“It’s a growing concern for people in my district,” said Nakano, primary author of AB 906, whose constituents live in coastal communities from Venice to Torrance. “They suffer the direct effects of air and water pollution from cruise ships.”

Environmental toxins and bacteria coming from sewage, oily bilge water, photo processing chemicals and dry cleaning chemicals—all are routinely dumped along California’s coast. A typical seven-day cruise can generate 50 tons of garbage and more than 200,000 gallons of sewage, according to Bluewater Network, sponsor of the three-bill package. Cruise ships can produce the equivalent emissions of 12,240 vehicles during a single port visit. The emissions result from the burning of garbage, and the use of dirty diesel fuels.

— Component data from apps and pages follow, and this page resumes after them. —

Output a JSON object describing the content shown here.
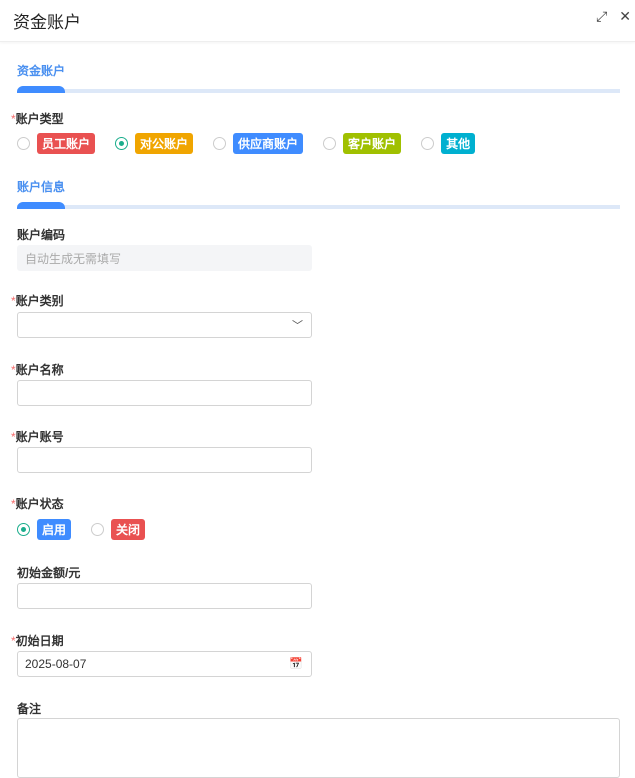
{
  "title": "资金账户",
  "section1": "资金账户",
  "account_type": {
    "label": "账户类型",
    "options": [
      {
        "label": "员工账户",
        "color": "#e95151",
        "selected": false
      },
      {
        "label": "对公账户",
        "color": "#f0a500",
        "selected": true
      },
      {
        "label": "供应商账户",
        "color": "#3f8cff",
        "selected": false
      },
      {
        "label": "客户账户",
        "color": "#a0c000",
        "selected": false
      },
      {
        "label": "其他",
        "color": "#00b0d0",
        "selected": false
      }
    ]
  },
  "section2": "账户信息",
  "code": {
    "label": "账户编码",
    "placeholder": "自动生成无需填写"
  },
  "category": {
    "label": "账户类别",
    "value": ""
  },
  "name": {
    "label": "账户名称",
    "value": ""
  },
  "number": {
    "label": "账户账号",
    "value": ""
  },
  "status": {
    "label": "账户状态",
    "options": [
      {
        "label": "启用",
        "color": "#3f8cff",
        "selected": true
      },
      {
        "label": "关闭",
        "color": "#e95151",
        "selected": false
      }
    ]
  },
  "amount": {
    "label": "初始金额/元",
    "value": ""
  },
  "date": {
    "label": "初始日期",
    "value": "2025-08-07"
  },
  "remark": {
    "label": "备注",
    "value": ""
  }
}
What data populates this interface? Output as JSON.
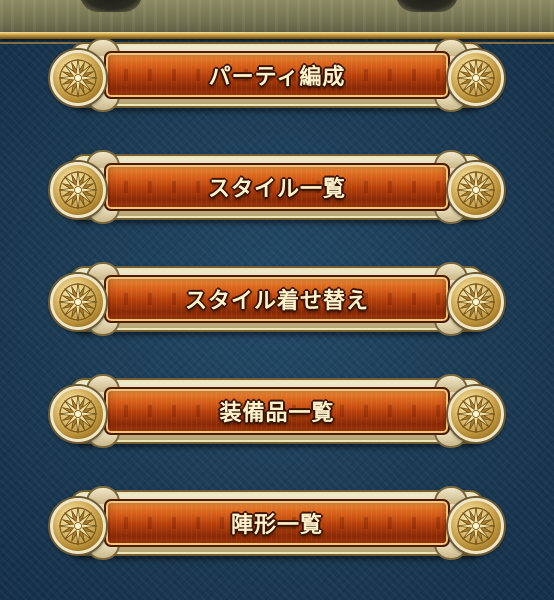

The trio of bills reflect a joint effort by legislators to prevent and mitigate these environmental hazards, which will only worsen as the industry expands. AB 121 and AB 906 limit the area in which cruise ships can discharge wastewater (three miles from shore), and seek to prohibit discharge within marine sanctuaries entirely. AB 471 prohibits the burning of garbage 20 miles from shore, and requires the use of cleaner burning diesel fuel within 25 miles of shore.

“I am pleased to join with so many other individuals and organizations in supporting legislation to curb the potentially significant negative impacts of large passenger vessels on coastal water quality,” explained Laird.  “The release of waste, treated or not, can have considerable environmental impacts on California’s sensitive coastal ecosystem.”